*WORK TASK*: Give the number of lines in these entries that contain "Select", and nothing more.

*DATA FOR THE TASK*:
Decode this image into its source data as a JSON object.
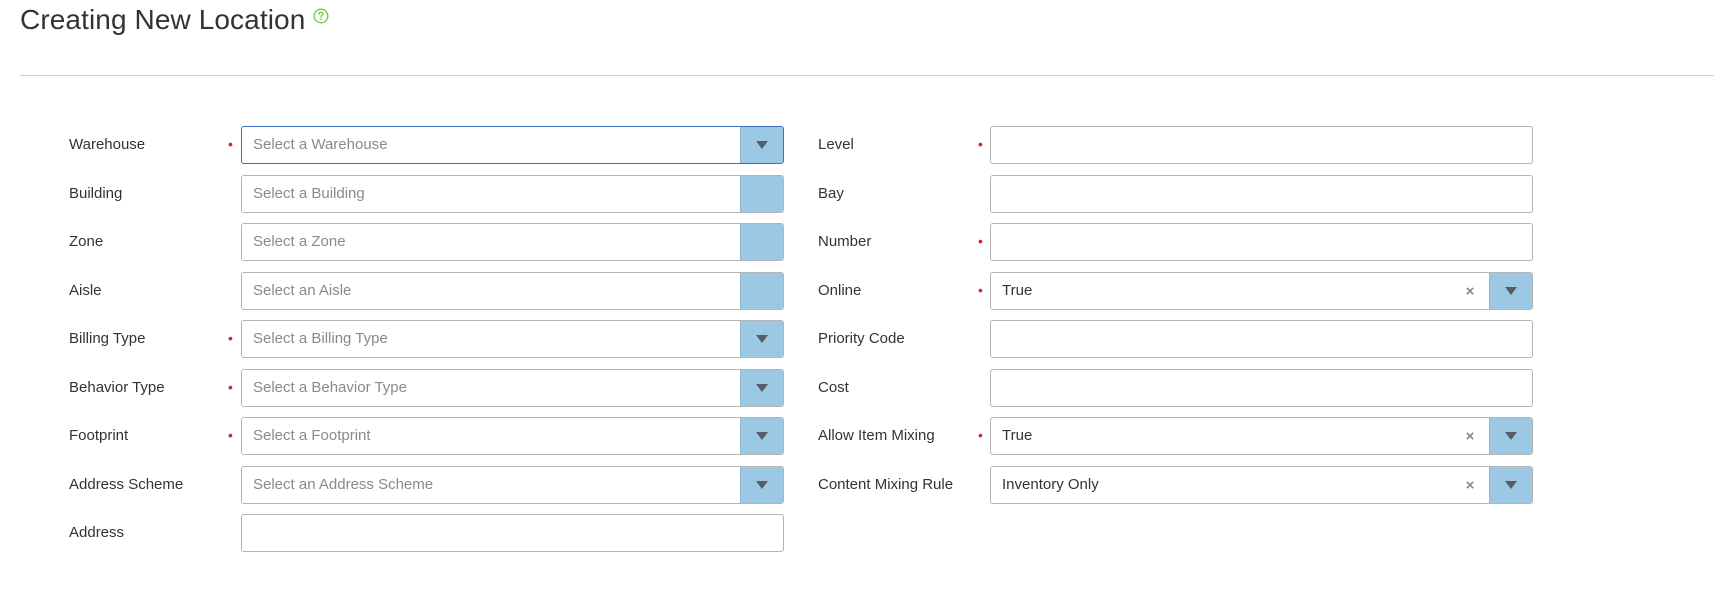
{
  "header": {
    "title": "Creating New Location"
  },
  "colors": {
    "dropdown_button": "#9cc8e6",
    "required_marker": "#e02020",
    "help_icon": "#7ac943",
    "focus_border": "#3a6fc4"
  },
  "left_fields": {
    "warehouse": {
      "label": "Warehouse",
      "required": "•",
      "placeholder": "Select a Warehouse"
    },
    "building": {
      "label": "Building",
      "placeholder": "Select a Building"
    },
    "zone": {
      "label": "Zone",
      "placeholder": "Select a Zone"
    },
    "aisle": {
      "label": "Aisle",
      "placeholder": "Select an Aisle"
    },
    "billing_type": {
      "label": "Billing Type",
      "required": "•",
      "placeholder": "Select a Billing Type"
    },
    "behavior_type": {
      "label": "Behavior Type",
      "required": "•",
      "placeholder": "Select a Behavior Type"
    },
    "footprint": {
      "label": "Footprint",
      "required": "•",
      "placeholder": "Select a Footprint"
    },
    "address_scheme": {
      "label": "Address Scheme",
      "placeholder": "Select an Address Scheme"
    },
    "address": {
      "label": "Address",
      "value": ""
    }
  },
  "right_fields": {
    "level": {
      "label": "Level",
      "required": "•",
      "value": ""
    },
    "bay": {
      "label": "Bay",
      "value": ""
    },
    "number": {
      "label": "Number",
      "required": "•",
      "value": ""
    },
    "online": {
      "label": "Online",
      "required": "•",
      "value": "True",
      "clear": "×"
    },
    "priority_code": {
      "label": "Priority Code",
      "value": ""
    },
    "cost": {
      "label": "Cost",
      "value": ""
    },
    "allow_item_mixing": {
      "label": "Allow Item Mixing",
      "required": "•",
      "value": "True",
      "clear": "×"
    },
    "content_mixing_rule": {
      "label": "Content Mixing Rule",
      "value": "Inventory Only",
      "clear": "×"
    }
  },
  "icons": {
    "help": "help-circle-icon",
    "dropdown": "caret-down-icon",
    "clear": "clear-x-icon"
  }
}
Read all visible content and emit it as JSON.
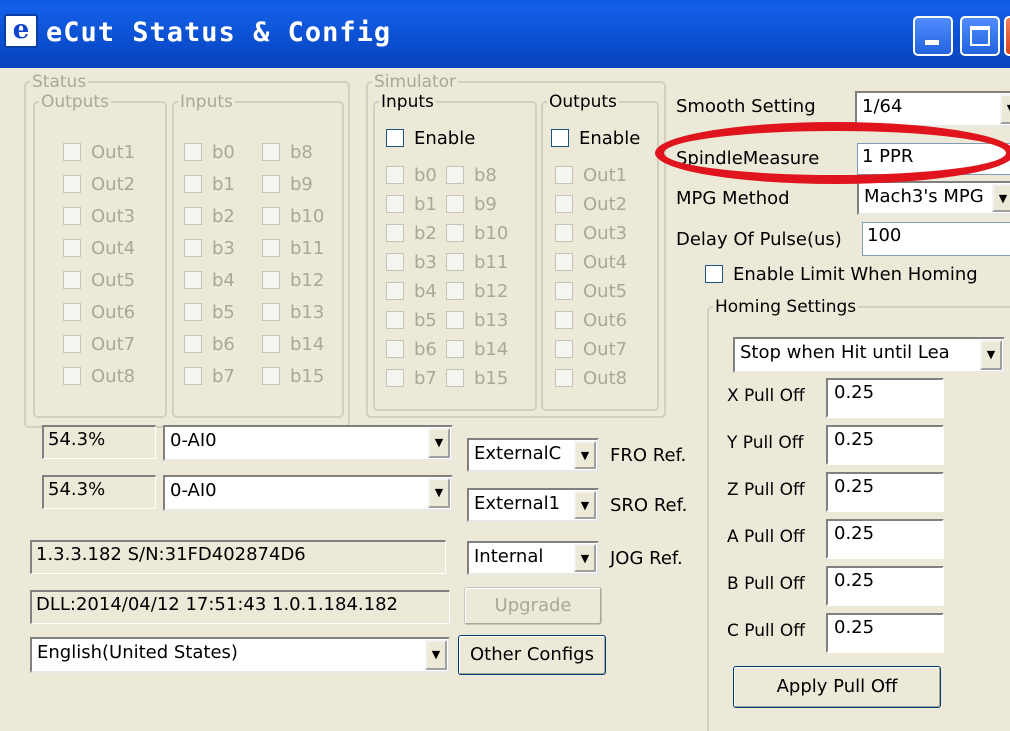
{
  "window": {
    "title": "eCut Status & Config",
    "icon_letter": "e"
  },
  "status": {
    "legend": "Status",
    "outputs": {
      "legend": "Outputs",
      "items": [
        "Out1",
        "Out2",
        "Out3",
        "Out4",
        "Out5",
        "Out6",
        "Out7",
        "Out8"
      ]
    },
    "inputs": {
      "legend": "Inputs",
      "col1": [
        "b0",
        "b1",
        "b2",
        "b3",
        "b4",
        "b5",
        "b6",
        "b7"
      ],
      "col2": [
        "b8",
        "b9",
        "b10",
        "b11",
        "b12",
        "b13",
        "b14",
        "b15"
      ]
    }
  },
  "simulator": {
    "legend": "Simulator",
    "inputs": {
      "legend": "Inputs",
      "enable_label": "Enable",
      "col1": [
        "b0",
        "b1",
        "b2",
        "b3",
        "b4",
        "b5",
        "b6",
        "b7"
      ],
      "col2": [
        "b8",
        "b9",
        "b10",
        "b11",
        "b12",
        "b13",
        "b14",
        "b15"
      ]
    },
    "outputs": {
      "legend": "Outputs",
      "enable_label": "Enable",
      "items": [
        "Out1",
        "Out2",
        "Out3",
        "Out4",
        "Out5",
        "Out6",
        "Out7",
        "Out8"
      ]
    }
  },
  "settings": {
    "smooth_label": "Smooth Setting",
    "smooth_value": "1/64",
    "spindle_label": "SpindleMeasure",
    "spindle_value": "1 PPR",
    "mpg_label": "MPG Method",
    "mpg_value": "Mach3's MPG",
    "delay_label": "Delay Of Pulse(us)",
    "delay_value": "100",
    "limit_homing_label": "Enable Limit When Homing"
  },
  "homing": {
    "legend": "Homing Settings",
    "mode_value": "Stop when Hit until Lea",
    "pulloffs": [
      {
        "label": "X Pull Off",
        "value": "0.25"
      },
      {
        "label": "Y Pull Off",
        "value": "0.25"
      },
      {
        "label": "Z Pull Off",
        "value": "0.25"
      },
      {
        "label": "A Pull Off",
        "value": "0.25"
      },
      {
        "label": "B Pull Off",
        "value": "0.25"
      },
      {
        "label": "C Pull Off",
        "value": "0.25"
      }
    ],
    "apply_label": "Apply Pull Off"
  },
  "analog": {
    "fro": {
      "percent": "54.3%",
      "input": "0-AI0",
      "source": "ExternalC",
      "label": "FRO Ref."
    },
    "sro": {
      "percent": "54.3%",
      "input": "0-AI0",
      "source": "External1",
      "label": "SRO Ref."
    },
    "jog": {
      "source": "Internal",
      "label": "JOG Ref."
    }
  },
  "info": {
    "serial": "1.3.3.182 S/N:31FD402874D6",
    "dll": "DLL:2014/04/12 17:51:43  1.0.1.184.182",
    "upgrade_label": "Upgrade",
    "language": "English(United States)",
    "other_configs_label": "Other Configs"
  },
  "colors": {
    "titlebar": "#0b4fd0",
    "dialog_bg": "#ece9d8",
    "highlight": "#e0141c",
    "disabled_text": "#a8a89a"
  }
}
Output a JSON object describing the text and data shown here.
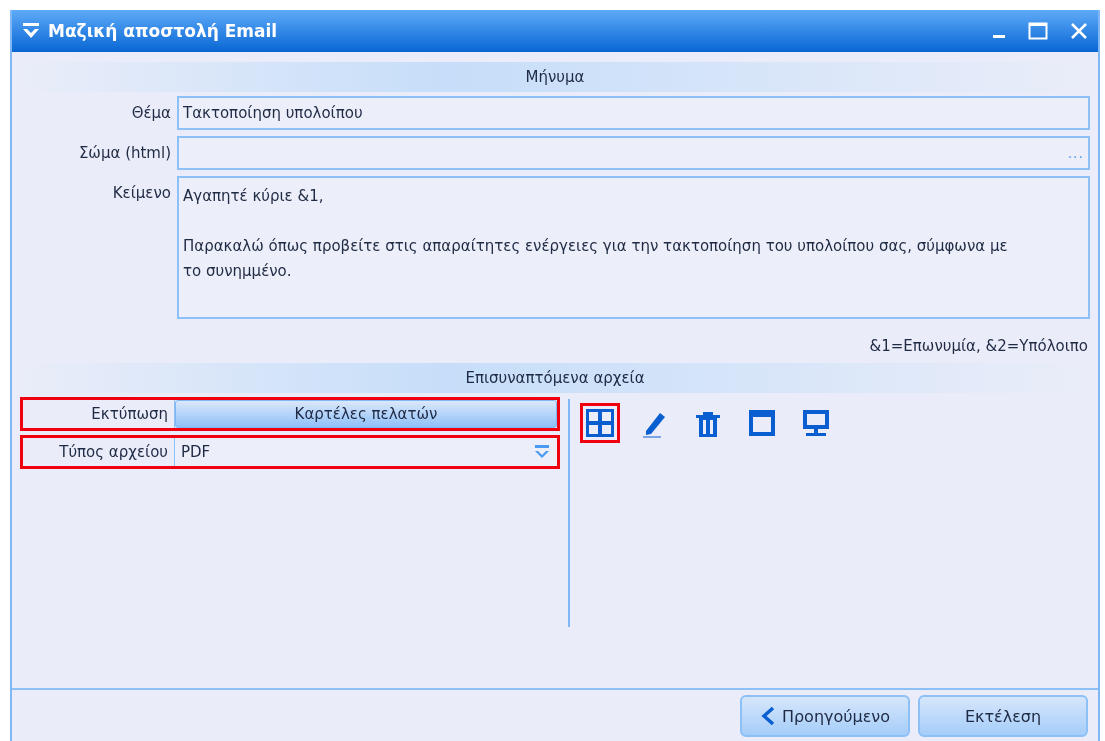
{
  "window": {
    "title": "Μαζική αποστολή Email"
  },
  "message_section": {
    "title": "Μήνυμα",
    "fields": [
      {
        "kind": "text",
        "label": "Θέμα",
        "value": "Τακτοποίηση υπολοίπου"
      },
      {
        "kind": "browse",
        "label": "Σώμα (html)",
        "button": "..."
      },
      {
        "kind": "memo",
        "label": "Κείμενο",
        "paragraphs": [
          "Αγαπητέ κύριε &1,",
          "Παρακαλώ όπως προβείτε στις απαραίτητες ενέργειες για την τακτοποίηση του υπολοίπου σας, σύμφωνα με το συνημμένο."
        ]
      }
    ],
    "legend": "&1=Επωνυμία, &2=Υπόλοιπο"
  },
  "attachments_section": {
    "title": "Επισυναπτόμενα αρχεία",
    "rows": [
      {
        "kind": "button",
        "label": "Εκτύπωση",
        "value": "Καρτέλες πελατών",
        "highlighted": true
      },
      {
        "kind": "dropdown",
        "label": "Τύπος αρχείου",
        "value": "PDF",
        "highlighted": true
      }
    ],
    "tools": [
      {
        "kind": "add",
        "highlighted": true
      },
      {
        "kind": "edit",
        "highlighted": false
      },
      {
        "kind": "delete",
        "highlighted": false
      },
      {
        "kind": "window",
        "highlighted": false
      },
      {
        "kind": "monitor",
        "highlighted": false
      }
    ]
  },
  "buttons": [
    {
      "kind": "back",
      "label": "Προηγούμενο"
    },
    {
      "kind": "run",
      "label": "Εκτέλεση"
    }
  ]
}
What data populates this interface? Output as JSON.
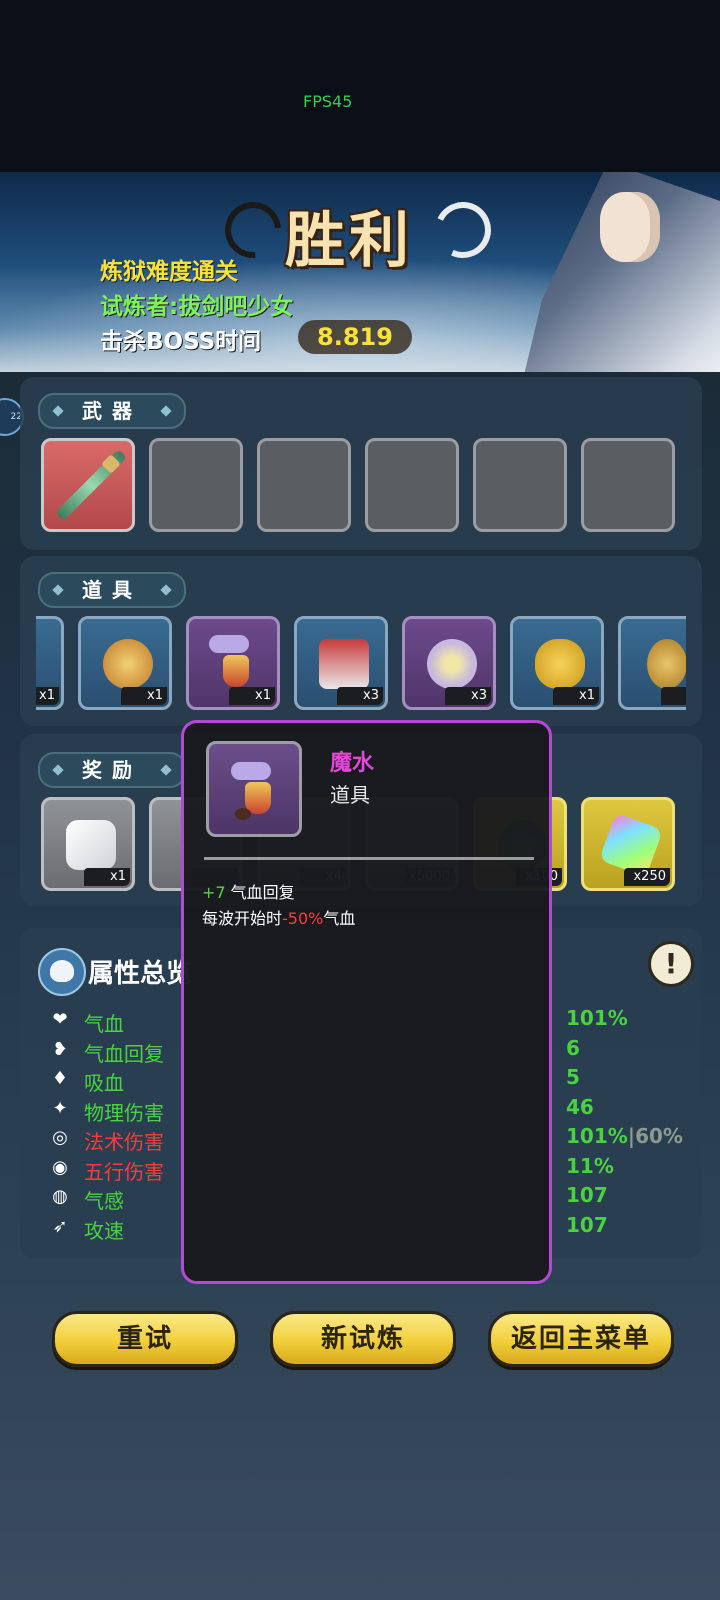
{
  "hud": {
    "fps": "FPS45"
  },
  "banner": {
    "title": "胜利",
    "difficulty": "炼狱难度通关",
    "challenger": "试炼者:拔剑吧少女",
    "boss_time_label": "击杀BOSS时间",
    "boss_time_value": "8.819"
  },
  "edge_badge": "22",
  "weapons": {
    "label": "武器",
    "slots": [
      "green-jade-sword-icon",
      "empty",
      "empty",
      "empty",
      "empty",
      "empty"
    ]
  },
  "items": {
    "label": "道具",
    "entries": [
      {
        "qty": "x1"
      },
      {
        "qty": "x1"
      },
      {
        "qty": "x1"
      },
      {
        "qty": "x3"
      },
      {
        "qty": "x3"
      },
      {
        "qty": "x1"
      },
      {
        "qty": ""
      }
    ]
  },
  "rewards": {
    "label": "奖励",
    "entries": [
      {
        "qty": "x1"
      },
      {
        "qty": ""
      },
      {
        "qty": "x4"
      },
      {
        "qty": "x5000"
      },
      {
        "qty": "x100"
      },
      {
        "qty": "x250"
      }
    ]
  },
  "attributes": {
    "title": "属性总览",
    "left": [
      {
        "icon": "heart-icon",
        "glyph": "❤",
        "label": "气血",
        "color": "#49d43f"
      },
      {
        "icon": "heart-regen-icon",
        "glyph": "❥",
        "label": "气血回复",
        "color": "#49d43f"
      },
      {
        "icon": "lifesteal-drop-icon",
        "glyph": "♦",
        "label": "吸血",
        "color": "#49d43f"
      },
      {
        "icon": "physical-damage-icon",
        "glyph": "✦",
        "label": "物理伤害",
        "color": "#49d43f"
      },
      {
        "icon": "magic-damage-icon",
        "glyph": "◎",
        "label": "法术伤害",
        "color": "#ff3b3b"
      },
      {
        "icon": "element-damage-icon",
        "glyph": "◉",
        "label": "五行伤害",
        "color": "#ff3b3b"
      },
      {
        "icon": "qi-sense-icon",
        "glyph": "◍",
        "label": "气感",
        "color": "#49d43f"
      },
      {
        "icon": "attack-speed-icon",
        "glyph": "➶",
        "label": "攻速",
        "color": "#49d43f"
      }
    ],
    "right_values": [
      "101%",
      "6",
      "5",
      "46",
      "101%",
      "11%",
      "107",
      "107"
    ],
    "right_dim": [
      "",
      "",
      "",
      "",
      "|60%",
      "",
      "",
      ""
    ]
  },
  "buttons": {
    "retry": "重试",
    "new_trial": "新试炼",
    "main_menu": "返回主菜单"
  },
  "tooltip": {
    "name": "魔水",
    "type": "道具",
    "effect1_value": "+7",
    "effect1_text": " 气血回复",
    "effect2_prefix": "每波开始时",
    "effect2_value": "-50%",
    "effect2_suffix": "气血"
  },
  "colors": {
    "tooltip_border": "#b548d8",
    "item_name": "#e347d9",
    "positive": "#58d244",
    "negative": "#ff3b3b",
    "button_gold": "#f1cf3a"
  }
}
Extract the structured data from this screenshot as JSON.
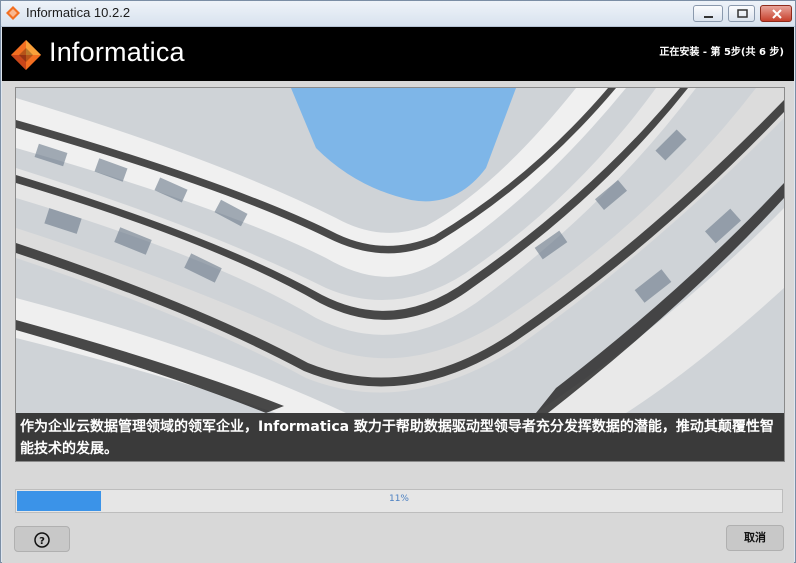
{
  "window": {
    "title": "Informatica 10.2.2"
  },
  "header": {
    "logo_text": "Informatica",
    "step_status": "正在安装 - 第 5步(共 6 步)"
  },
  "main": {
    "caption": "作为企业云数据管理领域的领军企业，Informatica 致力于帮助数据驱动型领导者充分发挥数据的潜能，推动其颠覆性智能技术的发展。"
  },
  "progress": {
    "percent_label": "11%",
    "fraction": 0.11
  },
  "footer": {
    "help_icon": "question-circle-icon",
    "cancel_label": "取消"
  },
  "colors": {
    "progress": "#3b93e8",
    "header_bg": "#000000",
    "brand_orange": "#f36f21"
  }
}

*THE COMPLETED TASK*: 8